(Component data from apps and pages)
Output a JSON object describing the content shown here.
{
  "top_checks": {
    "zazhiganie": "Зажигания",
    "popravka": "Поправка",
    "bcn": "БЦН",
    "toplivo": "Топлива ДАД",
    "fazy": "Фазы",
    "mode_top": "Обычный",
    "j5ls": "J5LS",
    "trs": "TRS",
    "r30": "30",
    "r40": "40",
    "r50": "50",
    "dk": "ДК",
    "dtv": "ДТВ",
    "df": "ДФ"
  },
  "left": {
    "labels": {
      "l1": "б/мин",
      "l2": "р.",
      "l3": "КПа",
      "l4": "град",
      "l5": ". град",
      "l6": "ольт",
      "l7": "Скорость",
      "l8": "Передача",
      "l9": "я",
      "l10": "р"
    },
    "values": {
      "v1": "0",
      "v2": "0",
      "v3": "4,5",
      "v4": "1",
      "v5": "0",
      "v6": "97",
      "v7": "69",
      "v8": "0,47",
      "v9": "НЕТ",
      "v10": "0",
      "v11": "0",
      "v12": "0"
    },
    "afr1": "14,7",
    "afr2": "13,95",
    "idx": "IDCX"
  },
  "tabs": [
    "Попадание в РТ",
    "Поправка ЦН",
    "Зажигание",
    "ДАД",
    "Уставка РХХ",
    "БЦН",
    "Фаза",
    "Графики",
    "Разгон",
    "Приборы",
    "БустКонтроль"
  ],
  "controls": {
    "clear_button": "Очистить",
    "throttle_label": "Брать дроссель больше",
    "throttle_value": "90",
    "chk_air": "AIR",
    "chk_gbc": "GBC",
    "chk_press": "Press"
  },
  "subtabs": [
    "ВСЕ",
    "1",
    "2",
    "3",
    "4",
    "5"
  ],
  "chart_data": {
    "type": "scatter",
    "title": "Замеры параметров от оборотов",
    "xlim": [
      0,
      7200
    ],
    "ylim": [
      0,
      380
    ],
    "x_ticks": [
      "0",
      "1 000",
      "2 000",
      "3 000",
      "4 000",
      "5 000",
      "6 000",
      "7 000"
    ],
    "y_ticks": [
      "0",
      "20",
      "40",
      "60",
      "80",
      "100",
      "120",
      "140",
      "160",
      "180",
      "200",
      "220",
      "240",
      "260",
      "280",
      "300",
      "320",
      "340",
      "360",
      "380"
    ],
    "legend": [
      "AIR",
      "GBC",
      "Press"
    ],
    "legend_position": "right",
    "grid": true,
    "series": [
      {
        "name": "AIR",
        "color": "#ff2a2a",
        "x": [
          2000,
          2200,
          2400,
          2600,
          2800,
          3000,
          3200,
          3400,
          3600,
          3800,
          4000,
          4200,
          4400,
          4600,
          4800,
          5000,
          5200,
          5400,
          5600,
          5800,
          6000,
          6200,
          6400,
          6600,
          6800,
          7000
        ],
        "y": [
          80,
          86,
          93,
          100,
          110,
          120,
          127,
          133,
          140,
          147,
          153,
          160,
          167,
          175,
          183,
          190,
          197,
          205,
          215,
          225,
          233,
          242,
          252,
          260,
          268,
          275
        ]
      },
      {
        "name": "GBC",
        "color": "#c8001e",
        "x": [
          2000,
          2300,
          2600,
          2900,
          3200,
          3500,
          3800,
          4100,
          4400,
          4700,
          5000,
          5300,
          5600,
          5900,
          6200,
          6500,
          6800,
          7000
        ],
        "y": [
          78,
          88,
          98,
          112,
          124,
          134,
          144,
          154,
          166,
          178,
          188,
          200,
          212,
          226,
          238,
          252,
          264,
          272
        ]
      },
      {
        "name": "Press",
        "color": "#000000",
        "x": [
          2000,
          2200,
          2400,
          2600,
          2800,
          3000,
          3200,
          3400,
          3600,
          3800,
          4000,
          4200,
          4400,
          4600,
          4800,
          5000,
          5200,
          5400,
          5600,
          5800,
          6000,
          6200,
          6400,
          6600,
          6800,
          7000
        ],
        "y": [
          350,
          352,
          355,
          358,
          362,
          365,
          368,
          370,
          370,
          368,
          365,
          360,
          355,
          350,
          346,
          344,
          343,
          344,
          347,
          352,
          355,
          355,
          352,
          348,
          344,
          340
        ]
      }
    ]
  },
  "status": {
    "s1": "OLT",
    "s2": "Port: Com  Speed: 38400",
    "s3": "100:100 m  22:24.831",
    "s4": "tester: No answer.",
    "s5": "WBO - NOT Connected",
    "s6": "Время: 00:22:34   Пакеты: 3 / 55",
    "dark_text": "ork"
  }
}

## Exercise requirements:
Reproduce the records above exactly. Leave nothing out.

## Answer space:
Output a JSON object describing the content shown here.
{
  "top_checks": {
    "zazhiganie": "Зажигания",
    "popravka": "Поправка",
    "bcn": "БЦН",
    "toplivo": "Топлива ДАД",
    "fazy": "Фазы",
    "mode_top": "Обычный",
    "j5ls": "J5LS",
    "trs": "TRS",
    "r30": "30",
    "r40": "40",
    "r50": "50",
    "dk": "ДК",
    "dtv": "ДТВ",
    "df": "ДФ"
  },
  "left": {
    "labels": {
      "l1": "б/мин",
      "l2": "р.",
      "l3": "КПа",
      "l4": "град",
      "l5": ". град",
      "l6": "ольт",
      "l7": "Скорость",
      "l8": "Передача",
      "l9": "я",
      "l10": "р"
    },
    "values": {
      "v1": "0",
      "v2": "0",
      "v3": "4,5",
      "v4": "1",
      "v5": "0",
      "v6": "97",
      "v7": "69",
      "v8": "0,47",
      "v9": "НЕТ",
      "v10": "0",
      "v11": "0",
      "v12": "0"
    },
    "afr1": "14,7",
    "afr2": "13,95",
    "idx": "IDCX"
  },
  "tabs": [
    "Попадание в РТ",
    "Поправка ЦН",
    "Зажигание",
    "ДАД",
    "Уставка РХХ",
    "БЦН",
    "Фаза",
    "Графики",
    "Разгон",
    "Приборы",
    "БустКонтроль"
  ],
  "controls": {
    "clear_button": "Очистить",
    "throttle_label": "Брать дроссель больше",
    "throttle_value": "90",
    "chk_air": "AIR",
    "chk_gbc": "GBC",
    "chk_press": "Press"
  },
  "subtabs": [
    "ВСЕ",
    "1",
    "2",
    "3",
    "4",
    "5"
  ],
  "chart_data": {
    "type": "scatter",
    "title": "Замеры параметров от оборотов",
    "xlim": [
      0,
      7200
    ],
    "ylim": [
      0,
      380
    ],
    "x_ticks": [
      "0",
      "1 000",
      "2 000",
      "3 000",
      "4 000",
      "5 000",
      "6 000",
      "7 000"
    ],
    "y_ticks": [
      "0",
      "20",
      "40",
      "60",
      "80",
      "100",
      "120",
      "140",
      "160",
      "180",
      "200",
      "220",
      "240",
      "260",
      "280",
      "300",
      "320",
      "340",
      "360",
      "380"
    ],
    "legend": [
      "AIR",
      "GBC",
      "Press"
    ],
    "legend_position": "right",
    "grid": true,
    "series": [
      {
        "name": "AIR",
        "color": "#ff2a2a",
        "x": [
          2000,
          2200,
          2400,
          2600,
          2800,
          3000,
          3200,
          3400,
          3600,
          3800,
          4000,
          4200,
          4400,
          4600,
          4800,
          5000,
          5200,
          5400,
          5600,
          5800,
          6000,
          6200,
          6400,
          6600,
          6800,
          7000
        ],
        "y": [
          80,
          86,
          93,
          100,
          110,
          120,
          127,
          133,
          140,
          147,
          153,
          160,
          167,
          175,
          183,
          190,
          197,
          205,
          215,
          225,
          233,
          242,
          252,
          260,
          268,
          275
        ]
      },
      {
        "name": "GBC",
        "color": "#c8001e",
        "x": [
          2000,
          2300,
          2600,
          2900,
          3200,
          3500,
          3800,
          4100,
          4400,
          4700,
          5000,
          5300,
          5600,
          5900,
          6200,
          6500,
          6800,
          7000
        ],
        "y": [
          78,
          88,
          98,
          112,
          124,
          134,
          144,
          154,
          166,
          178,
          188,
          200,
          212,
          226,
          238,
          252,
          264,
          272
        ]
      },
      {
        "name": "Press",
        "color": "#000000",
        "x": [
          2000,
          2200,
          2400,
          2600,
          2800,
          3000,
          3200,
          3400,
          3600,
          3800,
          4000,
          4200,
          4400,
          4600,
          4800,
          5000,
          5200,
          5400,
          5600,
          5800,
          6000,
          6200,
          6400,
          6600,
          6800,
          7000
        ],
        "y": [
          350,
          352,
          355,
          358,
          362,
          365,
          368,
          370,
          370,
          368,
          365,
          360,
          355,
          350,
          346,
          344,
          343,
          344,
          347,
          352,
          355,
          355,
          352,
          348,
          344,
          340
        ]
      }
    ]
  },
  "status": {
    "s1": "OLT",
    "s2": "Port: Com  Speed: 38400",
    "s3": "100:100 m  22:24.831",
    "s4": "tester: No answer.",
    "s5": "WBO - NOT Connected",
    "s6": "Время: 00:22:34   Пакеты: 3 / 55",
    "dark_text": "ork"
  }
}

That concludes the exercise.